Your response should be a copy of each line in the listing below that includes the word "region".

=== SUPPLIED DATA ===

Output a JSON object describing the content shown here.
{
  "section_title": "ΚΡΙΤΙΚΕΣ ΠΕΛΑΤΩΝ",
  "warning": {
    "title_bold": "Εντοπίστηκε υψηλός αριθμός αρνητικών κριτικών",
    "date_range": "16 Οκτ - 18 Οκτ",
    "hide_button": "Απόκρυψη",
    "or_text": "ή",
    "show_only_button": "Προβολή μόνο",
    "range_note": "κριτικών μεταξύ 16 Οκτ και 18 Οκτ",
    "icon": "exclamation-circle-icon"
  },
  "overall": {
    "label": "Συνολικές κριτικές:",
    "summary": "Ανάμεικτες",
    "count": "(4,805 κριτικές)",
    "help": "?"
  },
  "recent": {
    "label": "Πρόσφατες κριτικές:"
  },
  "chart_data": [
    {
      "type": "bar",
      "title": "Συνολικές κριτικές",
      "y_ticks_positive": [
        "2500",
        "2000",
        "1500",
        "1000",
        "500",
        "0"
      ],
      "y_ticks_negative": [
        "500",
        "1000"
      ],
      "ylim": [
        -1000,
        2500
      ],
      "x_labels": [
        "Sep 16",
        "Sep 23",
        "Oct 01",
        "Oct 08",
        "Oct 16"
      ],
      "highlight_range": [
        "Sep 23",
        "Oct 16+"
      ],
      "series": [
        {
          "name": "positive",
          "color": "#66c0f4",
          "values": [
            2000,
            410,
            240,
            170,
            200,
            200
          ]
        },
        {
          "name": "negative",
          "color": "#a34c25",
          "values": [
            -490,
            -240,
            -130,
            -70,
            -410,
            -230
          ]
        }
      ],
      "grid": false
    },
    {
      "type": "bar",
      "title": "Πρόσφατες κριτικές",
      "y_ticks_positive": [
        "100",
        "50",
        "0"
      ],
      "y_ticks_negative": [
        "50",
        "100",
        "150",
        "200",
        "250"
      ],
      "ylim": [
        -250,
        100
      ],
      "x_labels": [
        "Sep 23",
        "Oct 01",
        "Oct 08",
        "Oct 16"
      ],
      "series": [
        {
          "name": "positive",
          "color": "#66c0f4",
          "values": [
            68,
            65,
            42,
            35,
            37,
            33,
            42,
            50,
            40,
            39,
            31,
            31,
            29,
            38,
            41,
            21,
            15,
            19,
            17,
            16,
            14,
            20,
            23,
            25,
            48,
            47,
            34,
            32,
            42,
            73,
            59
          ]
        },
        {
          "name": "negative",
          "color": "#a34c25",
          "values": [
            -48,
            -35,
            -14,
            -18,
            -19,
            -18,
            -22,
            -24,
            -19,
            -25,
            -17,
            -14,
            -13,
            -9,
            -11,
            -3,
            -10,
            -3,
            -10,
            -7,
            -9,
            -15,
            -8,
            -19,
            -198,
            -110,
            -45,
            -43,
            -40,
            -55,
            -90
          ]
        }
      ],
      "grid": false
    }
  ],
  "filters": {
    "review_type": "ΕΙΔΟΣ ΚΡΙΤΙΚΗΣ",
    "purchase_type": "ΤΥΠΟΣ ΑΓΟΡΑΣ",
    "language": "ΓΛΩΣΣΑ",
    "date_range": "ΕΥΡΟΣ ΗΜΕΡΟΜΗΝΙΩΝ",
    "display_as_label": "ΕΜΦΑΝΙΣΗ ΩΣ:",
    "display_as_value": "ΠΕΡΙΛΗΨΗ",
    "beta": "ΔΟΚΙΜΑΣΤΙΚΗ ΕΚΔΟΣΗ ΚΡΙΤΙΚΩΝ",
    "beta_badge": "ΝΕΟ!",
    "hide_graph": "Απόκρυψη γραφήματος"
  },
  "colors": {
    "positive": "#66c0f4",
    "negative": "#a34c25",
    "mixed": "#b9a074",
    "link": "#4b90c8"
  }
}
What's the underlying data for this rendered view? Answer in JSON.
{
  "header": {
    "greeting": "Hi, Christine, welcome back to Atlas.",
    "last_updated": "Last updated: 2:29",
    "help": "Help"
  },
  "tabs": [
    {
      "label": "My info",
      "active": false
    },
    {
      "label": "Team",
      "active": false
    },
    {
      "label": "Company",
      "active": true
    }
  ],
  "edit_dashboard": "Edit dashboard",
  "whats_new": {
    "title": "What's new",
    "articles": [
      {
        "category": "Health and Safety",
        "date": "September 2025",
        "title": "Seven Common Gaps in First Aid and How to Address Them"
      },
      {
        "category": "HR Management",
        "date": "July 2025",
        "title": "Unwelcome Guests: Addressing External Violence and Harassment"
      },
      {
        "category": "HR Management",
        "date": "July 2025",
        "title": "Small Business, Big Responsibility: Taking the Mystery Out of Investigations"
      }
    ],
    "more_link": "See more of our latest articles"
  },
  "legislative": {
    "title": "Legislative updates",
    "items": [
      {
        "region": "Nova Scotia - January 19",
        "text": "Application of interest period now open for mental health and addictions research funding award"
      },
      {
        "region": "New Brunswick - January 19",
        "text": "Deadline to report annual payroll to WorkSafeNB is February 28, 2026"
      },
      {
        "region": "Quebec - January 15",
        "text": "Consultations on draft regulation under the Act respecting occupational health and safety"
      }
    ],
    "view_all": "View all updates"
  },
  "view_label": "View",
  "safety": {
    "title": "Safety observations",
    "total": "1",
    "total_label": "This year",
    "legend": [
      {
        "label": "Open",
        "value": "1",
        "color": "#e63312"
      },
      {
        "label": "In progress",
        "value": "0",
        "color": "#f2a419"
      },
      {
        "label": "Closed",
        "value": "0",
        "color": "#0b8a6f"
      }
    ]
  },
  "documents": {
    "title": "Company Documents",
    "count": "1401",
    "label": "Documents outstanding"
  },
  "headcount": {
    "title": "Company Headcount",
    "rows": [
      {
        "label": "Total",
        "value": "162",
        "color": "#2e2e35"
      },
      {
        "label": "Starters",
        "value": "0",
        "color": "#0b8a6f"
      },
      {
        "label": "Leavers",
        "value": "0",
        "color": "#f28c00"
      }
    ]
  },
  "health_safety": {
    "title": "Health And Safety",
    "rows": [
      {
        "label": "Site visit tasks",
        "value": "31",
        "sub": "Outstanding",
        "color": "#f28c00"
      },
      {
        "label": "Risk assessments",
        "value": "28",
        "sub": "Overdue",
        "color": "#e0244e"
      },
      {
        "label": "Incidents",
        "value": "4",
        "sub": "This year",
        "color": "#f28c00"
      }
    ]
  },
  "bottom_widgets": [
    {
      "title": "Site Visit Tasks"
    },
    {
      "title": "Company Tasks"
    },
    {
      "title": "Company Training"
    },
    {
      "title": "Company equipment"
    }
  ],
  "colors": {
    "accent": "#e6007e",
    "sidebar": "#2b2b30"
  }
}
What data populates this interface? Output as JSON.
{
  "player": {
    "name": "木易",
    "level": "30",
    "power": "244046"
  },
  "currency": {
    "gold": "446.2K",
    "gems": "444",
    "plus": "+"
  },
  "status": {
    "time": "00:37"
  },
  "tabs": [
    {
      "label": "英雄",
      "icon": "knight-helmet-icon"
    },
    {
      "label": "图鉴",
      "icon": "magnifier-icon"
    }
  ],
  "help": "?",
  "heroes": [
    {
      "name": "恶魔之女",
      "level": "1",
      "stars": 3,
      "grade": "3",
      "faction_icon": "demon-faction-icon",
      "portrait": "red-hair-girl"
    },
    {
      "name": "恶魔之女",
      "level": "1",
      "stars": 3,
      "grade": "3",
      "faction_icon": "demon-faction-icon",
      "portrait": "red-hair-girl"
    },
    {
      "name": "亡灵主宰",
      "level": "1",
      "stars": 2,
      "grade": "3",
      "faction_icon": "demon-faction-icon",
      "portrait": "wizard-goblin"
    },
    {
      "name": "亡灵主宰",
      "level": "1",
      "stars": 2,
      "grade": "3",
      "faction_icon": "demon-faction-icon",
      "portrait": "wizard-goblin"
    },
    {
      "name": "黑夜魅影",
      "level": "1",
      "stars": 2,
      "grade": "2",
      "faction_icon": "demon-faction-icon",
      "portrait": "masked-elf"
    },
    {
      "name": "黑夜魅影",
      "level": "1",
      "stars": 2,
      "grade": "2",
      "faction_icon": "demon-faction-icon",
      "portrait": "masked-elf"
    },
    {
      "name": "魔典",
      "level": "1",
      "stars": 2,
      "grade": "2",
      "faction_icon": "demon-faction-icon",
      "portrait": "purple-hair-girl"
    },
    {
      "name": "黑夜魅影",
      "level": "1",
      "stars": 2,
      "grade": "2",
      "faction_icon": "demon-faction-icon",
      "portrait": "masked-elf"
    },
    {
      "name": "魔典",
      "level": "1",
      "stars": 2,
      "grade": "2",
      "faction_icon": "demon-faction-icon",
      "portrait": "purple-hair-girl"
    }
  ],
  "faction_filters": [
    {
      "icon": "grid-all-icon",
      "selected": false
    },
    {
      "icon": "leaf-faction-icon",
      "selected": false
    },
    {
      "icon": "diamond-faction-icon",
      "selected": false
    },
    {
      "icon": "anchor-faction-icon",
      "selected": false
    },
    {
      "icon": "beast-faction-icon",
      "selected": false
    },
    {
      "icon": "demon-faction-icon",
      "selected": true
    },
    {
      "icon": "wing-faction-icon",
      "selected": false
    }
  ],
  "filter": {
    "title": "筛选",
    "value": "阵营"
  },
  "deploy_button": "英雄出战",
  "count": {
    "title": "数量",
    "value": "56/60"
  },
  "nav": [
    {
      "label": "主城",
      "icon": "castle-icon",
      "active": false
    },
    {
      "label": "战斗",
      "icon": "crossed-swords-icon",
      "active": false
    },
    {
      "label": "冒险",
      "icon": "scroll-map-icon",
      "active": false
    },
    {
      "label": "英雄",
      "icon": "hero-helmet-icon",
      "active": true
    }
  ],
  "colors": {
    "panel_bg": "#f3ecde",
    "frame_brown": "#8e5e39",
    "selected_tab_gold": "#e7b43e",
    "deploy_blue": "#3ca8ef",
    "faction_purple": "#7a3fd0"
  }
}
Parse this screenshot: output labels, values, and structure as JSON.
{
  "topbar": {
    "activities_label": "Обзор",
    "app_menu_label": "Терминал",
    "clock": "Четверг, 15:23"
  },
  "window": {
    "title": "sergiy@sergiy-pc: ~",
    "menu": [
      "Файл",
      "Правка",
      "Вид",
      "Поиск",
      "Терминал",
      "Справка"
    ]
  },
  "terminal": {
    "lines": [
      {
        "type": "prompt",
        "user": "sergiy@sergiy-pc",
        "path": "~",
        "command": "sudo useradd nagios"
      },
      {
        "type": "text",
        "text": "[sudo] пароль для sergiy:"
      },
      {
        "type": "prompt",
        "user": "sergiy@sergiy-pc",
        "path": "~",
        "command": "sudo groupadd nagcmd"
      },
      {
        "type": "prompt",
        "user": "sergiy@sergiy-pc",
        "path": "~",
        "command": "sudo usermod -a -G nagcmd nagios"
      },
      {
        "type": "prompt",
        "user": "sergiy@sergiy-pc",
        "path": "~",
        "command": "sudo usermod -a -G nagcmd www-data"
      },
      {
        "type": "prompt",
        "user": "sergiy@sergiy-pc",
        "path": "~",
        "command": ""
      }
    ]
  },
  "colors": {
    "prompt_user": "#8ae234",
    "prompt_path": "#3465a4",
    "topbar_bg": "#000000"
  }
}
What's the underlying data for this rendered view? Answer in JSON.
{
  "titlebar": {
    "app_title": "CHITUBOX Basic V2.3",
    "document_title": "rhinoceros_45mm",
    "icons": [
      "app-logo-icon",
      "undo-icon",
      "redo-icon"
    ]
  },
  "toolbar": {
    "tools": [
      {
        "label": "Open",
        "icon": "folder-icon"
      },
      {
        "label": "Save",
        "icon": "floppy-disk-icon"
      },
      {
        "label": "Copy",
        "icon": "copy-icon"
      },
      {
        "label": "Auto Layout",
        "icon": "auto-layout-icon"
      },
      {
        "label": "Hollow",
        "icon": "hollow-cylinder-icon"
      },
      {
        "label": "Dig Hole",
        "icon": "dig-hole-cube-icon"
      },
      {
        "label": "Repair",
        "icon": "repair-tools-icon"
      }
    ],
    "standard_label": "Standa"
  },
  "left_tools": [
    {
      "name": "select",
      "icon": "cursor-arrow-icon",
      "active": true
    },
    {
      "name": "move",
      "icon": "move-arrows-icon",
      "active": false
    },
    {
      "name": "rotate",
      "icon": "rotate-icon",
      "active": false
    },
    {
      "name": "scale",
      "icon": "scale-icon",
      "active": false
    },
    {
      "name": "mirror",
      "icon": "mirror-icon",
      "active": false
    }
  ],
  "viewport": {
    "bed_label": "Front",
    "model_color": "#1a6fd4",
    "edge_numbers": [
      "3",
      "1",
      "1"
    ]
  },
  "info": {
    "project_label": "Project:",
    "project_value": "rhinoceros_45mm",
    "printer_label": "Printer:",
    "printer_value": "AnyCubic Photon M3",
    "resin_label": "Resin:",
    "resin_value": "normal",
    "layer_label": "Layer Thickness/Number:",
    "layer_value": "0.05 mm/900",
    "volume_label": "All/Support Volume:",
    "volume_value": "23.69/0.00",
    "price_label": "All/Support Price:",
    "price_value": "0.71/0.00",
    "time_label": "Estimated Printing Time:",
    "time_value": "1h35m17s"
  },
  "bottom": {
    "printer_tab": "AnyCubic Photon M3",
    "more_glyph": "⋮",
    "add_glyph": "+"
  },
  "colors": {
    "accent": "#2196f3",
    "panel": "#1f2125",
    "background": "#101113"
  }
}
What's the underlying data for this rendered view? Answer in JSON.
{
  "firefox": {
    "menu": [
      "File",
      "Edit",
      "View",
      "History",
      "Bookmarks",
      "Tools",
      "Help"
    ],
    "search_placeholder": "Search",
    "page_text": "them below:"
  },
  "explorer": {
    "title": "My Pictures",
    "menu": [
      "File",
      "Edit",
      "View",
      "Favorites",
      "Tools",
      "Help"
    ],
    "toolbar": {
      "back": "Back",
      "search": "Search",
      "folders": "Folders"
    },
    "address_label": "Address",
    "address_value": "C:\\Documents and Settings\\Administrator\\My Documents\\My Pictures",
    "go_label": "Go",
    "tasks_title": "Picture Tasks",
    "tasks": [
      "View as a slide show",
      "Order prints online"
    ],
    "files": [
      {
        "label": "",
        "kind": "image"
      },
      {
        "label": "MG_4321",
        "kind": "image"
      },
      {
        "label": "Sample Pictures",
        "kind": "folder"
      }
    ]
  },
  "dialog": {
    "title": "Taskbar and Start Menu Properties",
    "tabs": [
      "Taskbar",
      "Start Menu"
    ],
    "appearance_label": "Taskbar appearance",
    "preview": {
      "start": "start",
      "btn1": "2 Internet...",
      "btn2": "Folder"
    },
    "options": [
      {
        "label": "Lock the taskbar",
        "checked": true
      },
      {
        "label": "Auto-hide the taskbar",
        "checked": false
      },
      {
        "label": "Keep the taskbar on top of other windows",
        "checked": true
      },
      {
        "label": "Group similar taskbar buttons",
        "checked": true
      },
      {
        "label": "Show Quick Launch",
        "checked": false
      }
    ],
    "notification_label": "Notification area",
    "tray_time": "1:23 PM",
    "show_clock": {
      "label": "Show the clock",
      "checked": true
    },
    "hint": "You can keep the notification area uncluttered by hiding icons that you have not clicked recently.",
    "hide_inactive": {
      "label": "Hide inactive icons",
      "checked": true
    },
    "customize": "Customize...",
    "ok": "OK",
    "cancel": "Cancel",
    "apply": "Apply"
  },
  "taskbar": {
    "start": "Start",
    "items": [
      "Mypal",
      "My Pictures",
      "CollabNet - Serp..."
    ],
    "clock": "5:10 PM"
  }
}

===

■ SOLUTION TO THE EXERCISE
        "region": "Nova Scotia - January 19",
        "region": "New Brunswick - January 19",
        "region": "Quebec - January 15",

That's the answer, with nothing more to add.